Mark works at the farm two weeks, and on his first payday, catches a ride into town with another new hire, Dave. Mark steals Dave’s car and the $400 cash from his paycheck, then gets arrested trying to rob a Publix cashier at knifepoint. Dave gets his car back, but he’s bitter about the 400 bucks. Allen hints darkly about drug use, and we all chuckle. Almost everyone I work with uses drugs; that’s no reason to steal someone’s car.
We specialize in moveable trees. A palm is hearty, able to withstand the shock of having its roots sliced. Yanking a palm out of the ground and slamming it down somewhere else doesn’t kill it. That’s why we traffic mostly in palms. We work with southern magnolias and laurel oak, too, but they die as often as they live, withering from the trauma of severed root systems or the shock of new soil. An instant landscape requires rugged plants, trees that take abuse and mishandling and still grow. Landscapers admire magnolias, but they respect palms, because palms make a profit. I crave ruggedness in myself as well—I’m trying to learn how to grow something that will live even if I decide to move it. I’m tired of starting from scratch.
Steve, our designer, is meticulous, and landscapers in general want things to “look right.” I’m just not sure what this means. The diagrams that Steve draws are precise, and we are expected to dig the holes exactly where he draws them. Sometimes he marks holes with orange spray paint right on the grass, not trusting us to follow the plan.

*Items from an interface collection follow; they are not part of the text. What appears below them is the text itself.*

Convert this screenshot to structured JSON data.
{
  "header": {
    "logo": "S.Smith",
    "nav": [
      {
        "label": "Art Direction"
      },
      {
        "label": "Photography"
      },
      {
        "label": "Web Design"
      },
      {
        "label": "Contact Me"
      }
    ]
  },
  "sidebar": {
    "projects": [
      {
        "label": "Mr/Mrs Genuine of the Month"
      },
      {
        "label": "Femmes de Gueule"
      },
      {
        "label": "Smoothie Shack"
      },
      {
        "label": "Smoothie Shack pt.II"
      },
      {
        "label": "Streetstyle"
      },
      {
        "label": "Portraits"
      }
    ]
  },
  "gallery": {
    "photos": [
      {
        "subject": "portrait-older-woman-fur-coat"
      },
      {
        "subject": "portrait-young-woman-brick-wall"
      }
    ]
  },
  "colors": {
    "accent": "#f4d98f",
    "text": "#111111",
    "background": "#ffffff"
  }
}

We’ll work for an hour making sure a tree is perfectly straight, planted on the level. What strikes me about this is not the difficulty of the task but the irony of it. Trees tend to grow straight on their own when planted as seedlings or saplings; only because we deal with fully grown trees is all the leveling and eyeballing necessary. We wrench the landscape into place, force it to submit to the blueprint.

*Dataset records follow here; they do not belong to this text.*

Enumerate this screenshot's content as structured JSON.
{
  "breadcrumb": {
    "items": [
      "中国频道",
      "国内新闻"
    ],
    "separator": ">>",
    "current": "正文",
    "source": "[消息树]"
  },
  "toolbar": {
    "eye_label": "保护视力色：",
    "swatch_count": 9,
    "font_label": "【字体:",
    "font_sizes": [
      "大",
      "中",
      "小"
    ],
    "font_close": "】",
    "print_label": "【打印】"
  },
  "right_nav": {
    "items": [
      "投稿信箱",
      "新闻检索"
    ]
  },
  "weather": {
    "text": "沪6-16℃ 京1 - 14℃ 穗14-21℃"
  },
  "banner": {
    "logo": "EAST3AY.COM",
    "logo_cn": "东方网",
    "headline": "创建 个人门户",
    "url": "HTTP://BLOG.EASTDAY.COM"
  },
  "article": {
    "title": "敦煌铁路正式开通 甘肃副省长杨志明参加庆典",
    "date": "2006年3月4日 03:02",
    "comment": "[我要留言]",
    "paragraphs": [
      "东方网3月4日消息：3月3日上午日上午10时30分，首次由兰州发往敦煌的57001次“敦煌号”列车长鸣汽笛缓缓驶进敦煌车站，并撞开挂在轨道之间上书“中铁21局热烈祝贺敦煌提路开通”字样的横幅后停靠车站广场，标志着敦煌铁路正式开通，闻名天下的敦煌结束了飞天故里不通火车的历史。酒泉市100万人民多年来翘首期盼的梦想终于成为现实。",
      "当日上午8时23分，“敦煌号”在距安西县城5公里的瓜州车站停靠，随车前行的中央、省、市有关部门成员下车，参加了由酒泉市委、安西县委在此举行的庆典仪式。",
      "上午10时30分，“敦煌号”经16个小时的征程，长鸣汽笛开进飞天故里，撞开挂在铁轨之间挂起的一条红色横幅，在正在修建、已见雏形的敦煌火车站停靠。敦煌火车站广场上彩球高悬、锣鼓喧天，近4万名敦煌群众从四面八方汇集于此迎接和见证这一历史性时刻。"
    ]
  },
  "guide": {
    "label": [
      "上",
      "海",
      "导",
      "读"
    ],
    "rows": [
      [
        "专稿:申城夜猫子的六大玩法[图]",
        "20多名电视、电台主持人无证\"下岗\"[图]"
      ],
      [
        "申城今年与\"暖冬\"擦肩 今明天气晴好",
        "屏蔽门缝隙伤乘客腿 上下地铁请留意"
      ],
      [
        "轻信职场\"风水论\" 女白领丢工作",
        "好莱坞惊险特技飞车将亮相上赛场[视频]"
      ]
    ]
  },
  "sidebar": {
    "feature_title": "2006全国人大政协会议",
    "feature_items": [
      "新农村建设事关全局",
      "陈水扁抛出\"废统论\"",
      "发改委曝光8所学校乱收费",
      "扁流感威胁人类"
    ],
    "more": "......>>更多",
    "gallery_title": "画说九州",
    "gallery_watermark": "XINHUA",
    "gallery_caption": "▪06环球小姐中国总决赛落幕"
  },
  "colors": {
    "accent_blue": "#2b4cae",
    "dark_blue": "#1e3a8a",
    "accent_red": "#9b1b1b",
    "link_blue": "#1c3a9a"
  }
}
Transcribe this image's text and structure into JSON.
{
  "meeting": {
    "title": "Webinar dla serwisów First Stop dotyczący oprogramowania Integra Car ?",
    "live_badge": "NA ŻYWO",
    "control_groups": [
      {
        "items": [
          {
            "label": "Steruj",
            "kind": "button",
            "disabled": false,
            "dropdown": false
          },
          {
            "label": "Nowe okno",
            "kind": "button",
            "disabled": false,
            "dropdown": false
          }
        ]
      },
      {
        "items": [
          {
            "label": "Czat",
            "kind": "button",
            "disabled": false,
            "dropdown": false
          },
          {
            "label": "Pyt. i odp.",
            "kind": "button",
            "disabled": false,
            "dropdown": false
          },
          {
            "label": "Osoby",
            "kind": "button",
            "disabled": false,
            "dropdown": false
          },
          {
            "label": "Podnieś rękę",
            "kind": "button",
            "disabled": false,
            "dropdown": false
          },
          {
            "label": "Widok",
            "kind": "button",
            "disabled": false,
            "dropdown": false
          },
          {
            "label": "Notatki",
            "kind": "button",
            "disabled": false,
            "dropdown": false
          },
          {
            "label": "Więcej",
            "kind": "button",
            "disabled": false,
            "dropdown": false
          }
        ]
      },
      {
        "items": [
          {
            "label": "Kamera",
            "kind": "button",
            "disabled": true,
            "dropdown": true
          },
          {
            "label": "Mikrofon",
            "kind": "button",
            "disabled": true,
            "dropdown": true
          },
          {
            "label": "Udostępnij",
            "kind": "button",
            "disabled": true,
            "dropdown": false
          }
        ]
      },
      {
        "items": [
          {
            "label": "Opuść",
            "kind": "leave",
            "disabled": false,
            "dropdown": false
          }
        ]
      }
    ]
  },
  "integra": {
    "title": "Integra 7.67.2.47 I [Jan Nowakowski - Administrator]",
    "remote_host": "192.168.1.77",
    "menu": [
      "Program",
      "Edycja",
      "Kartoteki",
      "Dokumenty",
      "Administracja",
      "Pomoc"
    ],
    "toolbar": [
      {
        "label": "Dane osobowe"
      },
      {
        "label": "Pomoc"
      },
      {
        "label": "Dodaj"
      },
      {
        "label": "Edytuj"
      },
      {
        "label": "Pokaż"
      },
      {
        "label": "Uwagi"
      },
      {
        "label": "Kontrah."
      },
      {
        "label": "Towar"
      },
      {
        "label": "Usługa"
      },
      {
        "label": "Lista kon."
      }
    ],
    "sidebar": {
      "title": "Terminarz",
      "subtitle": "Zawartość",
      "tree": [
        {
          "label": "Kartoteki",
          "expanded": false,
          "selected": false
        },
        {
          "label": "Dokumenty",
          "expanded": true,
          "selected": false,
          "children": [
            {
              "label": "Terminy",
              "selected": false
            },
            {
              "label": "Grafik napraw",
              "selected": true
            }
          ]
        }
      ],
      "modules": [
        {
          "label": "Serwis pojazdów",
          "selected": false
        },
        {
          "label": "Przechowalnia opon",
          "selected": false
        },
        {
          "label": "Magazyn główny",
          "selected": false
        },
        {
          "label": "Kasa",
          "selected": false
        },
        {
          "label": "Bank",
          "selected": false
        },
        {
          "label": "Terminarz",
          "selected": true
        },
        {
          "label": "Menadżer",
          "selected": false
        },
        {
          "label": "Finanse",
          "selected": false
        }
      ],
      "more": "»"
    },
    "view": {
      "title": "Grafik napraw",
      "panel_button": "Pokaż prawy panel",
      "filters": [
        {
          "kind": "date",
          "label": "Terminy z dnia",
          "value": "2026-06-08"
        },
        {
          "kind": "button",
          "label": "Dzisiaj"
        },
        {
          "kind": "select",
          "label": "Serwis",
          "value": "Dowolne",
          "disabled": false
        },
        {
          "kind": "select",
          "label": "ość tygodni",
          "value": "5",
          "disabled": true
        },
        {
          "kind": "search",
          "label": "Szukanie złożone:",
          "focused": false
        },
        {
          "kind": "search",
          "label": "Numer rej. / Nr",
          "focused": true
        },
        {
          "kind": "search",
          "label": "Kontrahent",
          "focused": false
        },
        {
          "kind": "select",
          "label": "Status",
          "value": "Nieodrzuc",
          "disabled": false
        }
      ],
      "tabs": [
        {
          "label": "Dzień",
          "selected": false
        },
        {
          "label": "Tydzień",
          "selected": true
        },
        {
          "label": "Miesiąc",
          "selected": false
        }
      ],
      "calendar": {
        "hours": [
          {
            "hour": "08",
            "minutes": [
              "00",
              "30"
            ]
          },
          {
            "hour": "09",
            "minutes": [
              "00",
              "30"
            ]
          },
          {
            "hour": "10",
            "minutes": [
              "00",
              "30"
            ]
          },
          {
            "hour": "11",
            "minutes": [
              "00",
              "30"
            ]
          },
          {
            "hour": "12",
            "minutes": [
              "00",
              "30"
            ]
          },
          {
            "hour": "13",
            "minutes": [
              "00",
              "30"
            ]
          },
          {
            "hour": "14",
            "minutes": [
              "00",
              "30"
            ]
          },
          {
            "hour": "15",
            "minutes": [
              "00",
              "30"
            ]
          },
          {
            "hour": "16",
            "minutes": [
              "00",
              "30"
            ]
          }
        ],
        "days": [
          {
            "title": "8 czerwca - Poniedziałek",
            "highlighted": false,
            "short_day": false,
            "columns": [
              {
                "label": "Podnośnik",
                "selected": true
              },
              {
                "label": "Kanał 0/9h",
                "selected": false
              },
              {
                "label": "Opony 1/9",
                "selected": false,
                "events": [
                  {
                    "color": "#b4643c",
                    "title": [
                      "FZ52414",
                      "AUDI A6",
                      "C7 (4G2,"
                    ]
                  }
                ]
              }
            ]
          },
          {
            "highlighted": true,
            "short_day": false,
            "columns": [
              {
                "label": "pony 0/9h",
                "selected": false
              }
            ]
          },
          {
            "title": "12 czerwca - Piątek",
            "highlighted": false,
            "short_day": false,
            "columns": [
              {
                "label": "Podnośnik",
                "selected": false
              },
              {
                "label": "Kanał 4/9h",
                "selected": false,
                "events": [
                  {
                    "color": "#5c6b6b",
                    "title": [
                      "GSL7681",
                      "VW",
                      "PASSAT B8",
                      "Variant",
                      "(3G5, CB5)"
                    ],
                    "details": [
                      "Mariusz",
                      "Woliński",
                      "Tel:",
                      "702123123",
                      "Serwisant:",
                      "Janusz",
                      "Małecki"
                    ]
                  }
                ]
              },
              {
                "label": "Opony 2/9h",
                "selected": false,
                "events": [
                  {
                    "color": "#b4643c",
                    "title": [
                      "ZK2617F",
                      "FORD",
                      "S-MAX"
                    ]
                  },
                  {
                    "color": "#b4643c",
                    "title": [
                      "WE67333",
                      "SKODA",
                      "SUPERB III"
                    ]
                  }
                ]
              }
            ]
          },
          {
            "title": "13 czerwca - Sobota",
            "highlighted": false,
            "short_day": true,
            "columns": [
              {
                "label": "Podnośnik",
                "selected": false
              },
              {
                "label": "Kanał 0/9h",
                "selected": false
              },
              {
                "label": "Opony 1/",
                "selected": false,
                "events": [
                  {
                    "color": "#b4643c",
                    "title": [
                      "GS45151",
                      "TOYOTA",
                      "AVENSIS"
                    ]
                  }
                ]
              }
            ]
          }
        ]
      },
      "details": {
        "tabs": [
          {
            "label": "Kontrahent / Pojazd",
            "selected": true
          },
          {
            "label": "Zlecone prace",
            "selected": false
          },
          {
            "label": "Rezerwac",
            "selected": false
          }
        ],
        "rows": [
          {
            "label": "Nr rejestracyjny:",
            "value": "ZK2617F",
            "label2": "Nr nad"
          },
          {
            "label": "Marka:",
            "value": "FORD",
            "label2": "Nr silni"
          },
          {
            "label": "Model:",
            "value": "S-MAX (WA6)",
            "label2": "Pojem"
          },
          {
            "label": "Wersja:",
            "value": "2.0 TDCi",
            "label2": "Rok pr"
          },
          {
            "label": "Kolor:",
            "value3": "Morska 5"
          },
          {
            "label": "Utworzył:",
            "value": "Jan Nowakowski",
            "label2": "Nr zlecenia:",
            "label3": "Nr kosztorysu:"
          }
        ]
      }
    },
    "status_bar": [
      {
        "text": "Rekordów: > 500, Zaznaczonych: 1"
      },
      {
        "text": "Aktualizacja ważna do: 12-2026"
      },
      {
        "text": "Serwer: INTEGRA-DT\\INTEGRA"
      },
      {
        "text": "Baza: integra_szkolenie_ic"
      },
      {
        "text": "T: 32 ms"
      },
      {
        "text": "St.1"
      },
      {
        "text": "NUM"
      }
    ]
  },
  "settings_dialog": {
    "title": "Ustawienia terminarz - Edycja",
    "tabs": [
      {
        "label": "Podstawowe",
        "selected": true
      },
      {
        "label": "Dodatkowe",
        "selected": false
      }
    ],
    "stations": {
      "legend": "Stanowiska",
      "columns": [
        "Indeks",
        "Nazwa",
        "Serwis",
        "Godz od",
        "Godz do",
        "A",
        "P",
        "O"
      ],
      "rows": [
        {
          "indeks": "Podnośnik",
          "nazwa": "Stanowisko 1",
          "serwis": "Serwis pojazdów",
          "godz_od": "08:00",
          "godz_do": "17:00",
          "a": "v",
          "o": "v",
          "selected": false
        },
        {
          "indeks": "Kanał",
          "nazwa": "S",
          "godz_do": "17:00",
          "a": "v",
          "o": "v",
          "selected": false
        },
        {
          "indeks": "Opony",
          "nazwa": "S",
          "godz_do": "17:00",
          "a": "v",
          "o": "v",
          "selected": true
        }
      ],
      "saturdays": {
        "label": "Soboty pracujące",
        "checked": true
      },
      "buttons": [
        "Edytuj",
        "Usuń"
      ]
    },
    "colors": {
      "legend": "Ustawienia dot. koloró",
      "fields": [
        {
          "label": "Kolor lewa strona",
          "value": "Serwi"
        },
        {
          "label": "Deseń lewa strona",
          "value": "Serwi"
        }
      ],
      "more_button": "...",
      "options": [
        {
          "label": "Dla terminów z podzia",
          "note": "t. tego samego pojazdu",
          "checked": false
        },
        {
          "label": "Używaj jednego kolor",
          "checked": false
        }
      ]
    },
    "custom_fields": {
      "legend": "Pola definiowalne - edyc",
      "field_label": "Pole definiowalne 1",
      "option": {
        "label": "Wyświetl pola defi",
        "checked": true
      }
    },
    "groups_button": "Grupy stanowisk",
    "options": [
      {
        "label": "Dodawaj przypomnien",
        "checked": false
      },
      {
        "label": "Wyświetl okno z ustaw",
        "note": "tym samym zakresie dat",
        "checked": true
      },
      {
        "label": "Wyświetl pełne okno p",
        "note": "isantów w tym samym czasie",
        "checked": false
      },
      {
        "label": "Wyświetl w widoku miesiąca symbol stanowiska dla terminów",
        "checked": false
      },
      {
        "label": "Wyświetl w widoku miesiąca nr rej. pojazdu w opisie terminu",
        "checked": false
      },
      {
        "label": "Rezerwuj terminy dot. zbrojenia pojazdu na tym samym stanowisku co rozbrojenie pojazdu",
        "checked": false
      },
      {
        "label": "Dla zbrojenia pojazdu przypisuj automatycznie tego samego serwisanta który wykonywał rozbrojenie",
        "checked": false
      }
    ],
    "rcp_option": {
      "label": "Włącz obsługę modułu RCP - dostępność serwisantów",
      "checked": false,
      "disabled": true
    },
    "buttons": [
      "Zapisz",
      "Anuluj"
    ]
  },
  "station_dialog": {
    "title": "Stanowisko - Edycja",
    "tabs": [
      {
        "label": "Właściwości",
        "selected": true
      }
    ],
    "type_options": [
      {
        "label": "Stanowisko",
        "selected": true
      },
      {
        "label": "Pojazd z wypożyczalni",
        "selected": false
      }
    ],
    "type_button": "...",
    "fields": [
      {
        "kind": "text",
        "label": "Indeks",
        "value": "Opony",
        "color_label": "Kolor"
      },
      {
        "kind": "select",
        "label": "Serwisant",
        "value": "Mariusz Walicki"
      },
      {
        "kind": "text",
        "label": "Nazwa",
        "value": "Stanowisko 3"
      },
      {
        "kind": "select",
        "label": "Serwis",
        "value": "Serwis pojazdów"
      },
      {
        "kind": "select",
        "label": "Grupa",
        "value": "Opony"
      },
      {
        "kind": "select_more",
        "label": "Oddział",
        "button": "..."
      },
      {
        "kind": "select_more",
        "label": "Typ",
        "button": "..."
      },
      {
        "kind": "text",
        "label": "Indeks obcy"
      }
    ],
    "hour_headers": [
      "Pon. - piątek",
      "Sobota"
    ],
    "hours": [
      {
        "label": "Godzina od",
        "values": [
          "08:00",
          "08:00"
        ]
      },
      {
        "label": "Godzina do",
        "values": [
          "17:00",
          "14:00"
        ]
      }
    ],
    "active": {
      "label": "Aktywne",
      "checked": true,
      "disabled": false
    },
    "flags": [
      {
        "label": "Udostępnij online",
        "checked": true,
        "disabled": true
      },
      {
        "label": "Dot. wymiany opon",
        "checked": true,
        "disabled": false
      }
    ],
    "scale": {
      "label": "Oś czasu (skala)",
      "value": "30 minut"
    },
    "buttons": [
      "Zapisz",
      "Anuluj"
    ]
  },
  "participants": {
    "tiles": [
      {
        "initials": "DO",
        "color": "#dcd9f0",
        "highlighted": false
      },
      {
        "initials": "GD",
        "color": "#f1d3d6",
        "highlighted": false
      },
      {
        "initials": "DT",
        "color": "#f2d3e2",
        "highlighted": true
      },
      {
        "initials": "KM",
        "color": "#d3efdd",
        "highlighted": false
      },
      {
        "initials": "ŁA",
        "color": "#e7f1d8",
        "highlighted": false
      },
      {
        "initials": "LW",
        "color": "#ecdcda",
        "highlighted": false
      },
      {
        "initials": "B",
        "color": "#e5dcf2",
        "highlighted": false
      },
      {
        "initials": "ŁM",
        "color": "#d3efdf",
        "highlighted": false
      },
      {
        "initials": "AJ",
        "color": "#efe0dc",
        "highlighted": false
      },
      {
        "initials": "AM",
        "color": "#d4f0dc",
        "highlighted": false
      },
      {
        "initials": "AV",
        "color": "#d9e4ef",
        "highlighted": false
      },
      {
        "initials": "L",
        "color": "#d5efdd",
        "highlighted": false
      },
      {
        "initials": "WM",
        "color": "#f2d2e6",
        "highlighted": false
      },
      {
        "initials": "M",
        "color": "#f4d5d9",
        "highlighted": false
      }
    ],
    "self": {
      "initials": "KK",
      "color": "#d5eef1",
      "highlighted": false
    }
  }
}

Sometimes people want to pick out exactly what goes into their yards, but more frequently they leave the details to Steve, because he knows what looks best with what and where it should go and how much of it is too much. Occasionally Steve chooses a fishtail palm, and we stick it in the ground, and the client decides she’d rather have a loquat tree. So we pull out the fishtail and stick in the loquat. If Steve thinks we can resell the fishtail anytime soon, we don’t replant it, just leave it on the edge of the nursery, head tied, roots wrapped in burlap, looking ridiculous on the ground instead of in it.
Twice a year Jake sprays Roundup all over the edges of the black plastic tarps on which our potted plants sit. This kills weeds to their root systems, entirely eradicating them, leaving the tarp edges littered with withered, brown leaves and stems. It also leaves the ground barren for a long time, which is why we only have to spray every six months. One day I half-heartedly voice my concern about the safety of Roundup, and Allen explains that it’s completely harmless to humans—you could drink a water glass of the stuff or take a bath in it. He read it somewhere. You go right ahead, I think. Bottoms up.

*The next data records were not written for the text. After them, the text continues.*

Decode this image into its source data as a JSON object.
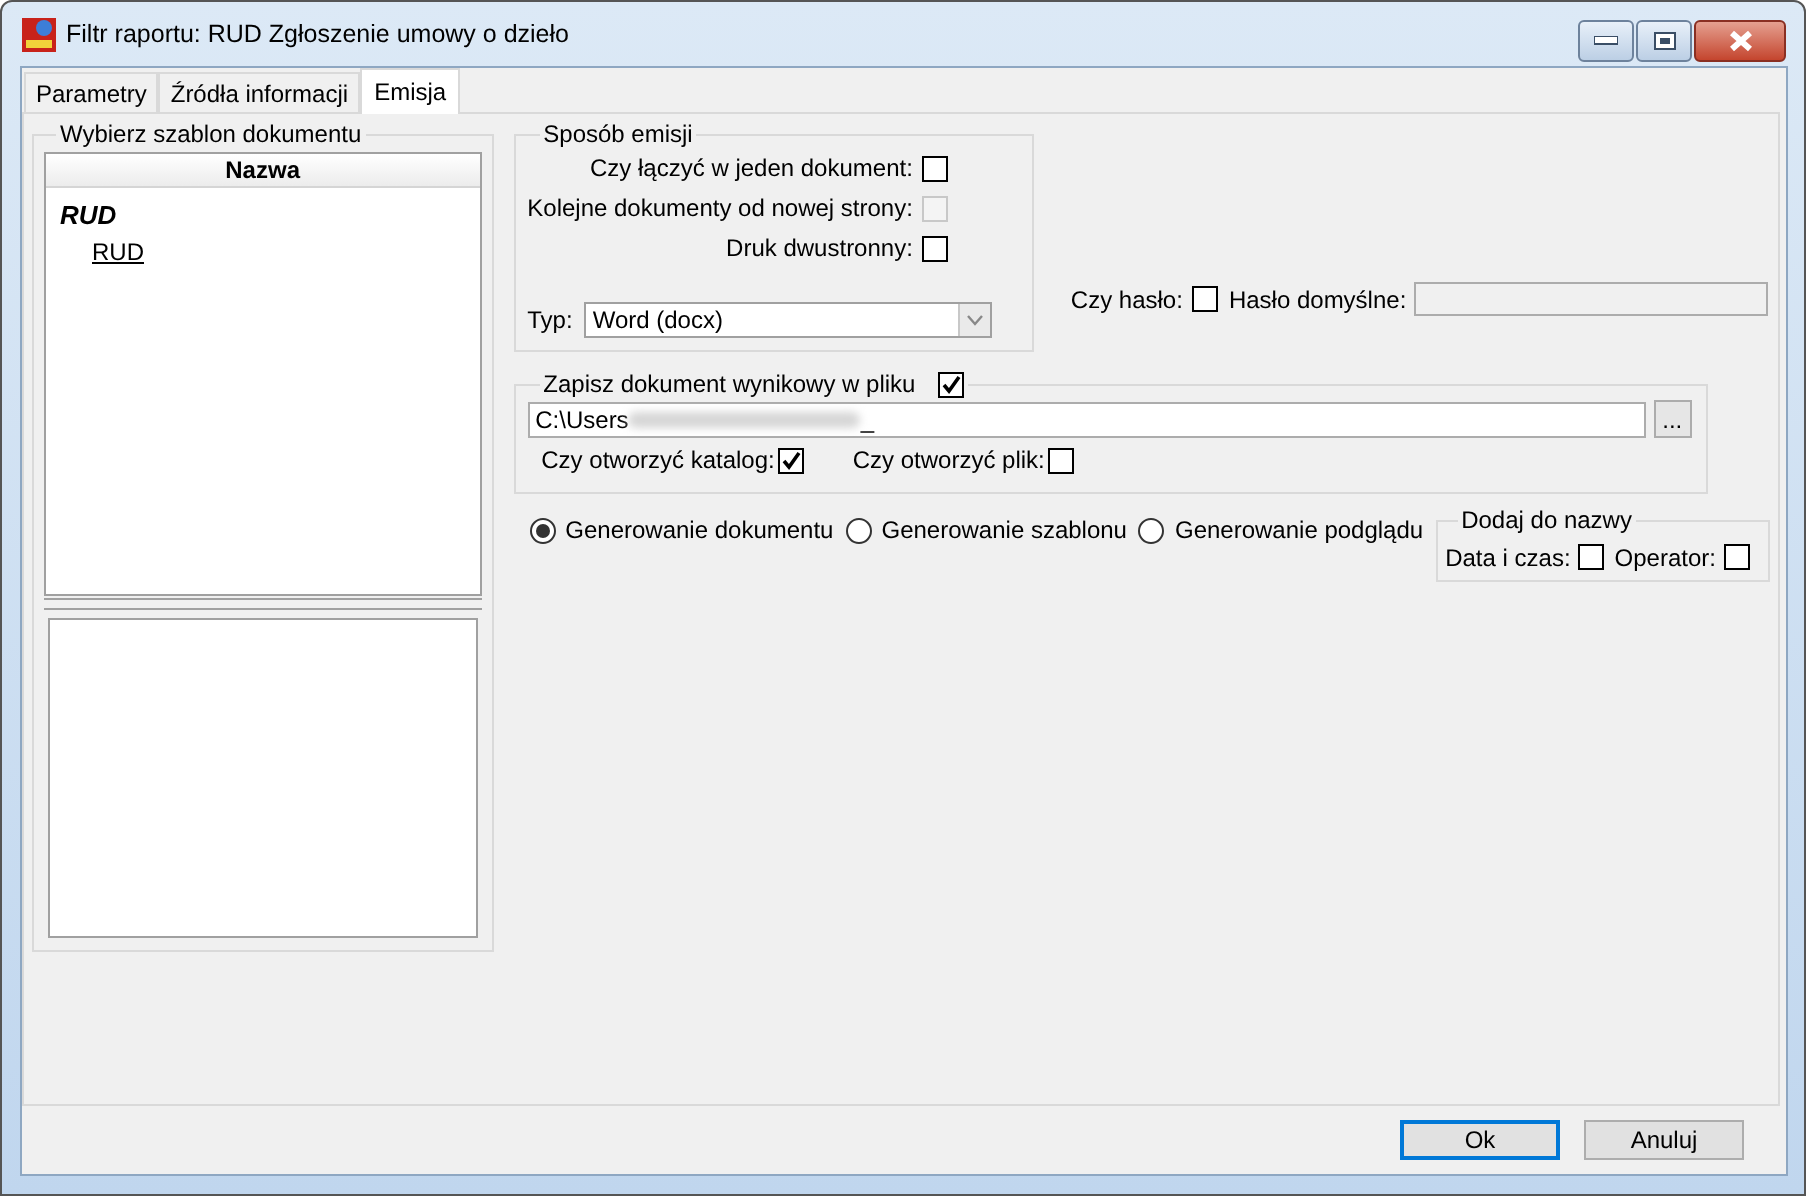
{
  "window": {
    "title": "Filtr raportu: RUD Zgłoszenie umowy o dzieło"
  },
  "tabs": [
    {
      "label": "Parametry",
      "selected": false
    },
    {
      "label": "Źródła informacji",
      "selected": false
    },
    {
      "label": "Emisja",
      "selected": true
    }
  ],
  "template_panel": {
    "title": "Wybierz szablon dokumentu",
    "column": "Nazwa",
    "tree": [
      {
        "label": "RUD",
        "children": [
          {
            "label": "RUD"
          }
        ]
      }
    ]
  },
  "emission_mode": {
    "title": "Sposób emisji",
    "options": [
      {
        "label": "Czy łączyć w jeden dokument:",
        "checked": false,
        "disabled": false
      },
      {
        "label": "Kolejne dokumenty od nowej strony:",
        "checked": false,
        "disabled": true
      },
      {
        "label": "Druk dwustronny:",
        "checked": false,
        "disabled": false
      }
    ],
    "type_label": "Typ:",
    "type_value": "Word (docx)"
  },
  "password": {
    "label": "Czy hasło:",
    "checked": false,
    "default_label": "Hasło domyślne:"
  },
  "save_file": {
    "title": "Zapisz dokument wynikowy w pliku",
    "checked": true,
    "path": "C:\\Users",
    "redacted": true,
    "path_tail": "_",
    "browse": "...",
    "options": [
      {
        "label": "Czy otworzyć katalog:",
        "checked": true
      },
      {
        "label": "Czy otworzyć plik:",
        "checked": false
      }
    ]
  },
  "generation": [
    {
      "label": "Generowanie dokumentu",
      "selected": true
    },
    {
      "label": "Generowanie szablonu",
      "selected": false
    },
    {
      "label": "Generowanie podglądu",
      "selected": false
    }
  ],
  "name_suffix": {
    "title": "Dodaj do nazwy",
    "options": [
      {
        "label": "Data i czas:",
        "checked": false
      },
      {
        "label": "Operator:",
        "checked": false
      }
    ]
  },
  "buttons": [
    {
      "label": "Ok",
      "default": true
    },
    {
      "label": "Anuluj",
      "default": false
    }
  ]
}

Once a month I sprinkle everything with an herbicide that requires me to wear a little white mask over my mouth and nose. It comes in 50-pound bags with warning labels identifying possible side effects and suggesting preventive measures. I don’t like handling the herbicide, but this stuff really works, and it will drastically cut the time I have to spend weeding. I’m beginning to give up on the future; I’d rather take my chances with God-knows-what kind of cancer than stoop over the plants in two months, pulling weeds.
I talk to trees. When I’m having trouble getting a bottlebrush out of the ground, I curse and wonder why it is giving me such a hard time. I tie the head of the tree into a tight bundle to give myself room to find the one, stubborn root that holds it in place, and a branch snaps loose, slapping me across the face. I react in fury, as if a person had hit me maliciously, it’s a good thing I often work alone, because I’d be embarrassed to be seen slapping a bottlebrush in anger. Or perhaps this is why I do it, because I am so often alone, and I want to people my own landscape. It’s odd: I’ve come here to be by myself, taken this job for the solitude, yet I talk incessantly to things that can’t talk back. I need artifice as much as the people whose yards I build.
At the end of July, the rains come. Every day we track black storm clouds as they race in from the Gulf of Mexico. Suddenly the sky cracks open and dumps water on us. These downpours never last more than 10 or l5 minutes, but they come two or three times a day, leaving the farm half-submerged and dripping. We spend as much time getting the tractor out of muddy holes as we do digging trees. We’re always soaked. The cab of the truck is the only place to take respite from wetness, and we spend too much time there, smoking cigarettes and listening to Tampa radio stations. The water starts to sour me on working outdoors. It will be like this until early October, Jake says.
By mid-August the tree farm is a swamp, the landscapers are idle, and I lose my partner. Jake has had a bad back since I’ve known him, and one day something snaps. For a month I work alone, slogging through standing water, mostly trying to do work that doesn’t require the tractor. I spread a lot of fertilizer. I try to decide what to do with myself—I’ve grown dissatisfied ending every day in soaking-wet clothes and boots full of fertilizer. And I’m no farmer. I don’t know how to do any of this stuff. I’ll go back north, I think, get a “professional” job, maybe go back to school.
One day Jake shows up with a cane and tells me he’s going to go to culinary school because he likes to cook, and all our conversations about restaurant work have convinced him he’d be good at it. Tree farming is just too hard on his back. Surprised, I say good luck and goodbye, thinking it’s time for me, too, to make a change.
My final days on the tree farm are wet and unhappy. My mood, like the sky, is black. I don’t want to do this anymore. I’ve decided to go back to Pittsburgh, convinced myself that the frozen wind blowing across the Seventh Street Bridge in January is somehow better than all this hot, suffocating rain. And a monkey could do what I do here, digging holes and pulling up trees.
It rains nonstop from 8 in the morning until noon on my last day, and I decide to call it a day. Allen is grumbling, because he needs this last day of work out of me. He tells me to move all the 30-gallon date palms from one section of the nursery to another, where the rain won’t drown them. The rain isn’t going to stop, I say. It always stops, he replies. I just want to be done and dry. When Allen makes a run into town for fertilizer, I sneak into the office, ask his wife to tally up my hours and pay me. She does, but I meet Allen on my way down the dirt driveway. “Looks like it’s gonna clear up,” he suggests.
I don’t know about that, and I give Allen a look that says I really don’t care if it does clear up; I’m leaving. “Well, see ya,” and I drive away, glad to be done with it.
Before I head north, I want to see everything one last time. Driving through the golf courses and subdivisions that have sprung up around Sarasota, looking at the instant landscapes I helped build, I think I understand the desire to have freshly made surroundings. This is why I came to Florida, after all—to escape an old life, to forget my busted marriage, to surround myself with a different landscape. And this is why I’m leaving, too. Things haven’t worked out as I hoped, and I’m too impatient, after all, to stay and grow a life from scratch. I want to go somewhere else and find one. I want a better life, ready-made and seamless, handed to me, installed while I’m at work.